#### Extracted information ####

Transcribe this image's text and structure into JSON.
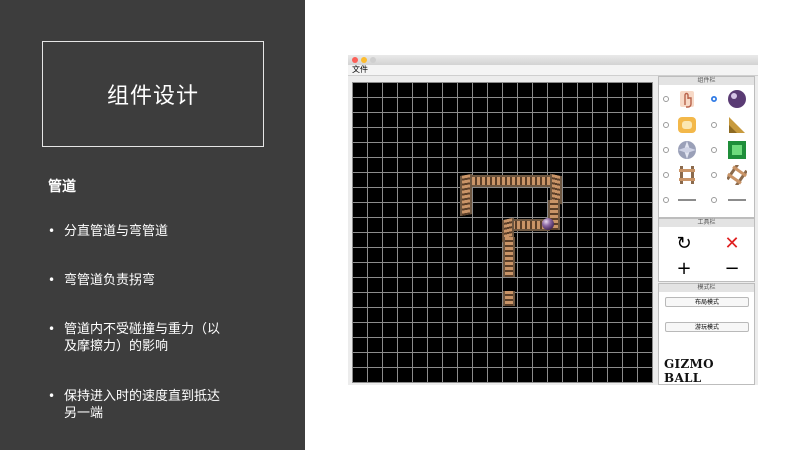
{
  "slide": {
    "title": "组件设计",
    "heading": "管道",
    "bullets": [
      {
        "line1": "分直管道与弯管道",
        "line2": ""
      },
      {
        "line1": "弯管道负责拐弯",
        "line2": ""
      },
      {
        "line1": "管道内不受碰撞与重力（以",
        "line2": "及摩擦力）的影响"
      },
      {
        "line1": "保持进入时的速度直到抵达",
        "line2": "另一端"
      }
    ],
    "bullet_symbol": "•"
  },
  "app": {
    "menu_file": "文件",
    "component_bar_title": "组件栏",
    "tool_bar_title": "工具栏",
    "mode_bar_title": "模式栏",
    "components": [
      {
        "name": "hand-icon",
        "selected": false
      },
      {
        "name": "ball-icon",
        "selected": true
      },
      {
        "name": "absorber-icon",
        "selected": false
      },
      {
        "name": "triangle-icon",
        "selected": false
      },
      {
        "name": "circle-gem-icon",
        "selected": false
      },
      {
        "name": "square-gem-icon",
        "selected": false
      },
      {
        "name": "straight-pipe-icon",
        "selected": false
      },
      {
        "name": "curved-pipe-icon",
        "selected": false
      },
      {
        "name": "left-flipper-icon",
        "selected": false
      },
      {
        "name": "right-flipper-icon",
        "selected": false
      }
    ],
    "tools": {
      "rotate": "↻",
      "delete": "✕",
      "zoom_in": "+",
      "zoom_out": "−"
    },
    "layout_mode_label": "布局模式",
    "play_mode_label": "游玩模式",
    "logo_text": "GIZMO BALL",
    "colors": {
      "board_bg": "#000000",
      "grid": "#8c8c8c",
      "delete": "#e02020",
      "radio_on": "#2f7ae5"
    }
  }
}
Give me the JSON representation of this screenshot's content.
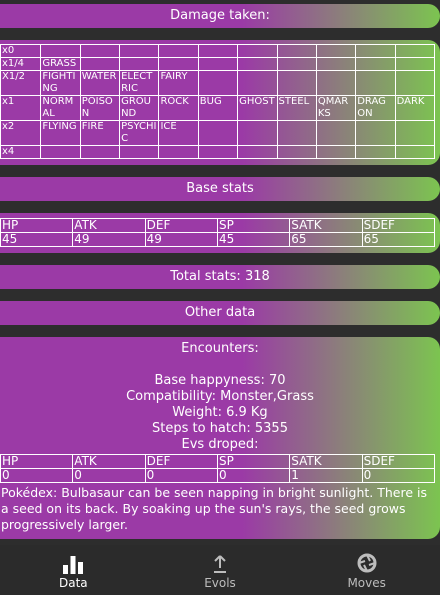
{
  "headers": {
    "damage_taken": "Damage taken:",
    "base_stats": "Base stats",
    "total_stats": "Total stats: 318",
    "other_data": "Other data"
  },
  "damage": {
    "rows": [
      {
        "mult": "x0",
        "types": [
          "",
          "",
          "",
          "",
          "",
          "",
          "",
          "",
          "",
          ""
        ]
      },
      {
        "mult": "x1/4",
        "types": [
          "GRASS",
          "",
          "",
          "",
          "",
          "",
          "",
          "",
          "",
          ""
        ]
      },
      {
        "mult": "X1/2",
        "types": [
          "FIGHTING",
          "WATER",
          "ELECTRIC",
          "FAIRY",
          "",
          "",
          "",
          "",
          "",
          ""
        ]
      },
      {
        "mult": "x1",
        "types": [
          "NORMAL",
          "POISON",
          "GROUND",
          "ROCK",
          "BUG",
          "GHOST",
          "STEEL",
          "QMARKS",
          "DRAGON",
          "DARK"
        ]
      },
      {
        "mult": "x2",
        "types": [
          "FLYING",
          "FIRE",
          "PSYCHIC",
          "ICE",
          "",
          "",
          "",
          "",
          "",
          ""
        ]
      },
      {
        "mult": "x4",
        "types": [
          "",
          "",
          "",
          "",
          "",
          "",
          "",
          "",
          "",
          ""
        ]
      }
    ]
  },
  "base_stats": {
    "labels": [
      "HP",
      "ATK",
      "DEF",
      "SP",
      "SATK",
      "SDEF"
    ],
    "values": [
      "45",
      "49",
      "49",
      "45",
      "65",
      "65"
    ]
  },
  "other": {
    "encounters": "Encounters:",
    "happiness": "Base happyness: 70",
    "compatibility": "Compatibility: Monster,Grass",
    "weight": "Weight: 6.9 Kg",
    "steps": "Steps to hatch: 5355",
    "evs_title": "Evs droped:",
    "evs_labels": [
      "HP",
      "ATK",
      "DEF",
      "SP",
      "SATK",
      "SDEF"
    ],
    "evs_values": [
      "0",
      "0",
      "0",
      "0",
      "1",
      "0"
    ],
    "pokedex": "Pokédex: Bulbasaur can be seen napping in bright sunlight. There is a seed on its back. By soaking up the sun's rays, the seed grows progressively larger."
  },
  "nav": {
    "data": "Data",
    "evols": "Evols",
    "moves": "Moves"
  }
}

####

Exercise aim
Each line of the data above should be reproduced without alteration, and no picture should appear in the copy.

Your response
Transcribe this image's text and structure into JSON.
{
  "slide": {
    "title": "组件设计",
    "heading": "管道",
    "bullets": [
      {
        "line1": "分直管道与弯管道",
        "line2": ""
      },
      {
        "line1": "弯管道负责拐弯",
        "line2": ""
      },
      {
        "line1": "管道内不受碰撞与重力（以",
        "line2": "及摩擦力）的影响"
      },
      {
        "line1": "保持进入时的速度直到抵达",
        "line2": "另一端"
      }
    ],
    "bullet_symbol": "•"
  },
  "app": {
    "menu_file": "文件",
    "component_bar_title": "组件栏",
    "tool_bar_title": "工具栏",
    "mode_bar_title": "模式栏",
    "components": [
      {
        "name": "hand-icon",
        "selected": false
      },
      {
        "name": "ball-icon",
        "selected": true
      },
      {
        "name": "absorber-icon",
        "selected": false
      },
      {
        "name": "triangle-icon",
        "selected": false
      },
      {
        "name": "circle-gem-icon",
        "selected": false
      },
      {
        "name": "square-gem-icon",
        "selected": false
      },
      {
        "name": "straight-pipe-icon",
        "selected": false
      },
      {
        "name": "curved-pipe-icon",
        "selected": false
      },
      {
        "name": "left-flipper-icon",
        "selected": false
      },
      {
        "name": "right-flipper-icon",
        "selected": false
      }
    ],
    "tools": {
      "rotate": "↻",
      "delete": "✕",
      "zoom_in": "+",
      "zoom_out": "−"
    },
    "layout_mode_label": "布局模式",
    "play_mode_label": "游玩模式",
    "logo_text": "GIZMO BALL",
    "colors": {
      "board_bg": "#000000",
      "grid": "#8c8c8c",
      "delete": "#e02020",
      "radio_on": "#2f7ae5"
    }
  }
}
Give me the JSON representation of this screenshot's content.
{
  "headers": {
    "damage_taken": "Damage taken:",
    "base_stats": "Base stats",
    "total_stats": "Total stats: 318",
    "other_data": "Other data"
  },
  "damage": {
    "rows": [
      {
        "mult": "x0",
        "types": [
          "",
          "",
          "",
          "",
          "",
          "",
          "",
          "",
          "",
          ""
        ]
      },
      {
        "mult": "x1/4",
        "types": [
          "GRASS",
          "",
          "",
          "",
          "",
          "",
          "",
          "",
          "",
          ""
        ]
      },
      {
        "mult": "X1/2",
        "types": [
          "FIGHTING",
          "WATER",
          "ELECTRIC",
          "FAIRY",
          "",
          "",
          "",
          "",
          "",
          ""
        ]
      },
      {
        "mult": "x1",
        "types": [
          "NORMAL",
          "POISON",
          "GROUND",
          "ROCK",
          "BUG",
          "GHOST",
          "STEEL",
          "QMARKS",
          "DRAGON",
          "DARK"
        ]
      },
      {
        "mult": "x2",
        "types": [
          "FLYING",
          "FIRE",
          "PSYCHIC",
          "ICE",
          "",
          "",
          "",
          "",
          "",
          ""
        ]
      },
      {
        "mult": "x4",
        "types": [
          "",
          "",
          "",
          "",
          "",
          "",
          "",
          "",
          "",
          ""
        ]
      }
    ]
  },
  "base_stats": {
    "labels": [
      "HP",
      "ATK",
      "DEF",
      "SP",
      "SATK",
      "SDEF"
    ],
    "values": [
      "45",
      "49",
      "49",
      "45",
      "65",
      "65"
    ]
  },
  "other": {
    "encounters": "Encounters:",
    "happiness": "Base happyness: 70",
    "compatibility": "Compatibility: Monster,Grass",
    "weight": "Weight: 6.9 Kg",
    "steps": "Steps to hatch: 5355",
    "evs_title": "Evs droped:",
    "evs_labels": [
      "HP",
      "ATK",
      "DEF",
      "SP",
      "SATK",
      "SDEF"
    ],
    "evs_values": [
      "0",
      "0",
      "0",
      "0",
      "1",
      "0"
    ],
    "pokedex": "Pokédex: Bulbasaur can be seen napping in bright sunlight. There is a seed on its back. By soaking up the sun's rays, the seed grows progressively larger."
  },
  "nav": {
    "data": "Data",
    "evols": "Evols",
    "moves": "Moves"
  }
}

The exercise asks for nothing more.